Another thing to look at when reviewing an index fund is the tracking error.  Tracking error is the difference between an index fund's performance and the index's own performance.  Tracking error should be as close to 0% as possible.  The currently listed tracking error for FMETF is 0.09% which is a lot better than the ~1% achieved by BPI's index funds.

FMETF is interesting if you want to track the PSEI and at the same time be able to trade fund shares like any other stock.  However, it would be a good idea to research the actual expense ratio (roughly equivalent to mutual fund/UITF annual fee) and broker's fees first.




Saturday, June 7, 2014

Exchange Traded Funds

Some months ago I came across a news article discussing the first exchange-traded funds (ETFs) available to local investors.  At the time I wasn't actively blogging (or even investing) so I didn't take too much notice.  I think now would be a good time to educate myself by reading up on ETFs and writing a blog post.

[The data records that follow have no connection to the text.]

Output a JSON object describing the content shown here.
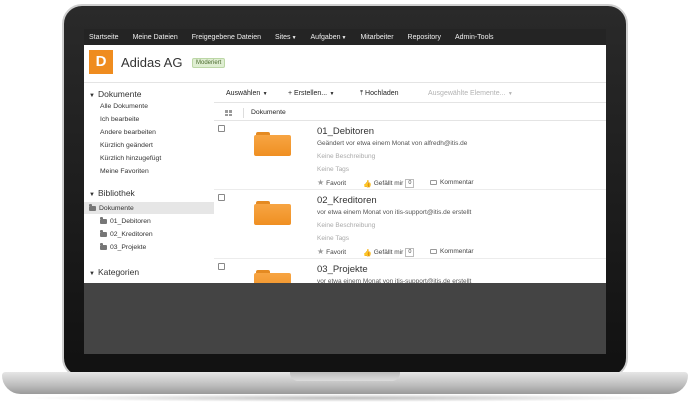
{
  "topnav": {
    "items": [
      "Startseite",
      "Meine Dateien",
      "Freigegebene Dateien",
      "Sites",
      "Aufgaben",
      "Mitarbeiter",
      "Repository",
      "Admin-Tools"
    ]
  },
  "site": {
    "logo_letter": "D",
    "title": "Adidas AG",
    "badge": "Moderiert"
  },
  "sidebar": {
    "dokumente": {
      "heading": "Dokumente",
      "links": [
        "Alle Dokumente",
        "Ich bearbeite",
        "Andere bearbeiten",
        "Kürzlich geändert",
        "Kürzlich hinzugefügt",
        "Meine Favoriten"
      ]
    },
    "bibliothek": {
      "heading": "Bibliothek",
      "root": "Dokumente",
      "folders": [
        "01_Debitoren",
        "02_Kreditoren",
        "03_Projekte"
      ]
    },
    "kategorien": {
      "heading": "Kategorien"
    }
  },
  "toolbar": {
    "select": "Auswählen",
    "create": "Erstellen...",
    "upload": "Hochladen",
    "selected_items": "Ausgewählte Elemente..."
  },
  "list_header": {
    "column": "Dokumente"
  },
  "rows": [
    {
      "title": "01_Debitoren",
      "desc": "Geändert vor etwa einem Monat von alfredh@itis.de",
      "no_desc": "Keine Beschreibung",
      "no_tags": "Keine Tags",
      "favorite": "Favorit",
      "like": "Gefällt mir",
      "like_count": "0",
      "comment": "Kommentar"
    },
    {
      "title": "02_Kreditoren",
      "desc": "vor etwa einem Monat von itis-support@itis.de erstellt",
      "no_desc": "Keine Beschreibung",
      "no_tags": "Keine Tags",
      "favorite": "Favorit",
      "like": "Gefällt mir",
      "like_count": "0",
      "comment": "Kommentar"
    },
    {
      "title": "03_Projekte",
      "desc": "vor etwa einem Monat von itis-support@itis.de erstellt"
    }
  ]
}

From Investopedia:
A security that tracks an index, a commodity or a basket of assets like an index fund, but trades like a stock on an exchange. ETFs experience price changes throughout the day as they are bought and sold.
Much like a mutual fund or a UITF an ETF pools investors' money and invests it in assets such as stocks or bonds.  The main difference is that ETF shares (or units) may be bought or sold throughout the day on an exchange (such as the Philippine Stock Exchange).

The ETF share price behaves just like other stock prices, varying as they are bought and sold.  Thus investors are able to buy and sell shares at prices other than the NAVPS, unlike mutual funds and UITFs.  However, investors pay broker's fees for every trade (purchase or sale) of ETF shares.

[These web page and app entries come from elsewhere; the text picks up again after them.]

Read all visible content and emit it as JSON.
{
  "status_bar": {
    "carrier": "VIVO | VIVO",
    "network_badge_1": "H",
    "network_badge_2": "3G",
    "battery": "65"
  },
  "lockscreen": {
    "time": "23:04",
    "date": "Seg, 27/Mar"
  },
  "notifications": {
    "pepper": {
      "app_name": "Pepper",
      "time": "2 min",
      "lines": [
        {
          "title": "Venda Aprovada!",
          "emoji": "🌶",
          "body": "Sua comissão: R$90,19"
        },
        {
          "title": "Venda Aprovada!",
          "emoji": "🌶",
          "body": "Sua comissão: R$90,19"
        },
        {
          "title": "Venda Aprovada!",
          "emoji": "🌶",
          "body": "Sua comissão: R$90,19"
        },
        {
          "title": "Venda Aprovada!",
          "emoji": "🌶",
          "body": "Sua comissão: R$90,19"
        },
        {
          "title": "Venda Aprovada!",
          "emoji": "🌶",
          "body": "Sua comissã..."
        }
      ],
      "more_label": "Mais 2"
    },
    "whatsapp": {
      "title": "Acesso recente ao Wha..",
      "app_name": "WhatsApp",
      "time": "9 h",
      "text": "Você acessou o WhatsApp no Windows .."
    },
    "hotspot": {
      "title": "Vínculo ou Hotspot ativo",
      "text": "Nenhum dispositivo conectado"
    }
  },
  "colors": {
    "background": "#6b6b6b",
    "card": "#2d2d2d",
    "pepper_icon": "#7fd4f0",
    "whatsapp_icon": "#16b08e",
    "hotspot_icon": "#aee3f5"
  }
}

Investors in ETFs may also use the same strategies stock traders do, such as short-selling and margin trading (see notes below), along with all the potential rewards and risks of those strategies.

Since ETFs track indices (such as the PSEI), the fund itself doesn't need to buy or sell assets often, unless the composition of the index changes.  Theoretically, this should translate to lower operational costs and lower fees for investors.

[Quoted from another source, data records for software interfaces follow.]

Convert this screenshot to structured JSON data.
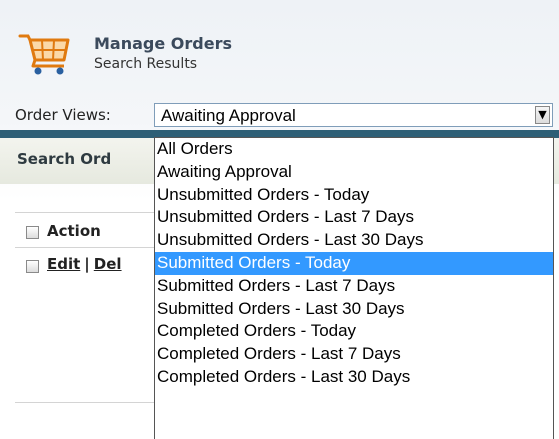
{
  "header": {
    "title": "Manage Orders",
    "subtitle": "Search Results",
    "icon": "shopping-cart-icon"
  },
  "order_views": {
    "label": "Order Views:",
    "selected_value": "Awaiting Approval",
    "options": [
      "All Orders",
      "Awaiting Approval",
      "Unsubmitted Orders - Today",
      "Unsubmitted Orders - Last 7 Days",
      "Unsubmitted Orders - Last 30 Days",
      "Submitted Orders - Today",
      "Submitted Orders - Last 7 Days",
      "Submitted Orders - Last 30 Days",
      "Completed Orders - Today",
      "Completed Orders - Last 7 Days",
      "Completed Orders - Last 30 Days"
    ],
    "highlighted_option": "Submitted Orders - Today"
  },
  "search_tab": {
    "label": "Search Ord"
  },
  "table": {
    "header_action": "Action",
    "row_edit": "Edit",
    "row_separator": "|",
    "row_delete": "Del"
  },
  "colors": {
    "accent_bar": "#2e5f76",
    "highlight": "#3399ff",
    "cart_icon": "#f08a1c"
  }
}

So, the most important question:  who should invest in ETFs?

Investors who:
  • want the advantages of index funds (post to come later)
  • want the flexibility of being able to sell ETF shares like stocks (more at Stocks vs. Equity Funds)
  • don't plan on cost-averaging with small amounts.  Broker's fees will quickly eat into smaller investment amounts 
That's it for this now.  In the next post, we'll take a look at First Metro's ETF.

Update:  Post about First Metro Philippine Equity ETF is now up.

Notes: 

Short-selling: selling shares not owned by the seller.
Margin trading: borrowing money from a broker to purchase shares.

More at Investopedia:

ETFs
Short-selling
Margin-trading


Friday, May 9, 2014

BPI Regular Subscription Plan

If you've been reading this blog or other resources about personal finance you're probably familiar with cost averaging.  If not, you can read my initial post about it here and another post with a detailed example here.

One of the challenges of cost-averaging is finding the time and effort to do it regularly.  (It's a bit like blogging that way.)  Fortunately several banks and financial institutions have introduced mechanisms to make cost-averaging easier.

One of these is BPI's Regular Subscription Plan.  It's a program that allows investors to set an amount and frequency for periodic investments.  Of course this assumes that 1) you have a BPI bank account and 2) you've already invested in at least one of their funds.

Basically, you tell BPI how much and how often you want to invest and the fund you want to invest in then 'forget' about it.  The amount should meet the minimum required, which varies from fund to fund.  The frequency may be monthly or quarterly.  You also specify when the plan should start and end.  For example, you can set your plan to invest P2500 quarterly in their Short-Term fund from June 12, 2014 to June 12, 2024.

You can enroll in a Regular Subscription Plan through BPI branches or online on http://www.bpiexpressonline.com/.   If you invest or plan to invest in BPI's funds I think this is a great way to do cost-averaging.  You can learn more by reading the offical FAQs.



Share it!